→ **Problem to work on**:
Quote all of the entries word for word.
━━━ Material supplied ━━━
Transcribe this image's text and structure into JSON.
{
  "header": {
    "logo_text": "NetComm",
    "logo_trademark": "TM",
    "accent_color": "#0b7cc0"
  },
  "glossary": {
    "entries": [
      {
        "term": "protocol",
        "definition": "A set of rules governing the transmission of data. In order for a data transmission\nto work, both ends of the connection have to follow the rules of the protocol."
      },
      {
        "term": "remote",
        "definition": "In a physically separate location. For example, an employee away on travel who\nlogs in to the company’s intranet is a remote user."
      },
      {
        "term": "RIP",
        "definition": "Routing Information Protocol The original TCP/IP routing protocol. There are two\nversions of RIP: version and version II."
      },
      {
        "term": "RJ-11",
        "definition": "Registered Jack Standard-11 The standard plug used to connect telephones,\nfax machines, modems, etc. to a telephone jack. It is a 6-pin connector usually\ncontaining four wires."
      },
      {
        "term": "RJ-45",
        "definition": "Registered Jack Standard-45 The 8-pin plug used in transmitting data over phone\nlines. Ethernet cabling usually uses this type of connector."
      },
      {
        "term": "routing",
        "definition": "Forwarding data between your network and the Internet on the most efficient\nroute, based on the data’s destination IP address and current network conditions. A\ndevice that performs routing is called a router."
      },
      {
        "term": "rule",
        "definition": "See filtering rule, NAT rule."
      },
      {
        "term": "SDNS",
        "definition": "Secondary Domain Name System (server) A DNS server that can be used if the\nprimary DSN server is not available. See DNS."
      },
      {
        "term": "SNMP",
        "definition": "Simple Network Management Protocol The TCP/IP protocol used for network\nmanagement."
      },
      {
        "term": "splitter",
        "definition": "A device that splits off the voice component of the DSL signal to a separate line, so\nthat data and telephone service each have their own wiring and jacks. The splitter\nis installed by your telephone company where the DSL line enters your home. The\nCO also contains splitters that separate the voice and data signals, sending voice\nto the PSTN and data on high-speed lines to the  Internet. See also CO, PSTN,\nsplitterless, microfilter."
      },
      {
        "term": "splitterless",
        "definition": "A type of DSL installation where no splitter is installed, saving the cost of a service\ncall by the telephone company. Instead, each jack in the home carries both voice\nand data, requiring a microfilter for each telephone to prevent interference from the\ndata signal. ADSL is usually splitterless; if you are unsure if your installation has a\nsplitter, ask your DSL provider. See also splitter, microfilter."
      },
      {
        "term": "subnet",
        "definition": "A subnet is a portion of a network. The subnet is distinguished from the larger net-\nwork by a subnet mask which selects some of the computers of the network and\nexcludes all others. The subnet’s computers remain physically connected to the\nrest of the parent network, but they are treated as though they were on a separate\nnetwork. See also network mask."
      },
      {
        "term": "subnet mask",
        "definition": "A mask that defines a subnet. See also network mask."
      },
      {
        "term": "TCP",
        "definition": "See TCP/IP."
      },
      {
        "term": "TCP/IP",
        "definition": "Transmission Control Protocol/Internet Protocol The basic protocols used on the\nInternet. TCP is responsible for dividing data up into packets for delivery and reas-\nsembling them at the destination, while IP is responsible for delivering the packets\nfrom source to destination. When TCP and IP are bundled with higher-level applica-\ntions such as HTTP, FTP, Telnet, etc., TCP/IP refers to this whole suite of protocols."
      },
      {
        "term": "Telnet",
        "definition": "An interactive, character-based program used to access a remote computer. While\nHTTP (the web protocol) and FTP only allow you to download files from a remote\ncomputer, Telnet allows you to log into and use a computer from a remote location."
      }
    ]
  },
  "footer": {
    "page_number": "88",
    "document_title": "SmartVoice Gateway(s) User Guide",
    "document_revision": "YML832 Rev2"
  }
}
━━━
→ **Answer below**:
Transcribe this image's text and structure into JSON.
{
  "header": {
    "logo_text": "NetComm",
    "logo_trademark": "TM",
    "accent_color": "#0b7cc0"
  },
  "glossary": {
    "entries": [
      {
        "term": "protocol",
        "definition": "A set of rules governing the transmission of data. In order for a data transmission\nto work, both ends of the connection have to follow the rules of the protocol."
      },
      {
        "term": "remote",
        "definition": "In a physically separate location. For example, an employee away on travel who\nlogs in to the company’s intranet is a remote user."
      },
      {
        "term": "RIP",
        "definition": "Routing Information Protocol The original TCP/IP routing protocol. There are two\nversions of RIP: version and version II."
      },
      {
        "term": "RJ-11",
        "definition": "Registered Jack Standard-11 The standard plug used to connect telephones,\nfax machines, modems, etc. to a telephone jack. It is a 6-pin connector usually\ncontaining four wires."
      },
      {
        "term": "RJ-45",
        "definition": "Registered Jack Standard-45 The 8-pin plug used in transmitting data over phone\nlines. Ethernet cabling usually uses this type of connector."
      },
      {
        "term": "routing",
        "definition": "Forwarding data between your network and the Internet on the most efficient\nroute, based on the data’s destination IP address and current network conditions. A\ndevice that performs routing is called a router."
      },
      {
        "term": "rule",
        "definition": "See filtering rule, NAT rule."
      },
      {
        "term": "SDNS",
        "definition": "Secondary Domain Name System (server) A DNS server that can be used if the\nprimary DSN server is not available. See DNS."
      },
      {
        "term": "SNMP",
        "definition": "Simple Network Management Protocol The TCP/IP protocol used for network\nmanagement."
      },
      {
        "term": "splitter",
        "definition": "A device that splits off the voice component of the DSL signal to a separate line, so\nthat data and telephone service each have their own wiring and jacks. The splitter\nis installed by your telephone company where the DSL line enters your home. The\nCO also contains splitters that separate the voice and data signals, sending voice\nto the PSTN and data on high-speed lines to the  Internet. See also CO, PSTN,\nsplitterless, microfilter."
      },
      {
        "term": "splitterless",
        "definition": "A type of DSL installation where no splitter is installed, saving the cost of a service\ncall by the telephone company. Instead, each jack in the home carries both voice\nand data, requiring a microfilter for each telephone to prevent interference from the\ndata signal. ADSL is usually splitterless; if you are unsure if your installation has a\nsplitter, ask your DSL provider. See also splitter, microfilter."
      },
      {
        "term": "subnet",
        "definition": "A subnet is a portion of a network. The subnet is distinguished from the larger net-\nwork by a subnet mask which selects some of the computers of the network and\nexcludes all others. The subnet’s computers remain physically connected to the\nrest of the parent network, but they are treated as though they were on a separate\nnetwork. See also network mask."
      },
      {
        "term": "subnet mask",
        "definition": "A mask that defines a subnet. See also network mask."
      },
      {
        "term": "TCP",
        "definition": "See TCP/IP."
      },
      {
        "term": "TCP/IP",
        "definition": "Transmission Control Protocol/Internet Protocol The basic protocols used on the\nInternet. TCP is responsible for dividing data up into packets for delivery and reas-\nsembling them at the destination, while IP is responsible for delivering the packets\nfrom source to destination. When TCP and IP are bundled with higher-level applica-\ntions such as HTTP, FTP, Telnet, etc., TCP/IP refers to this whole suite of protocols."
      },
      {
        "term": "Telnet",
        "definition": "An interactive, character-based program used to access a remote computer. While\nHTTP (the web protocol) and FTP only allow you to download files from a remote\ncomputer, Telnet allows you to log into and use a computer from a remote location."
      }
    ]
  },
  "footer": {
    "page_number": "88",
    "document_title": "SmartVoice Gateway(s) User Guide",
    "document_revision": "YML832 Rev2"
  }
}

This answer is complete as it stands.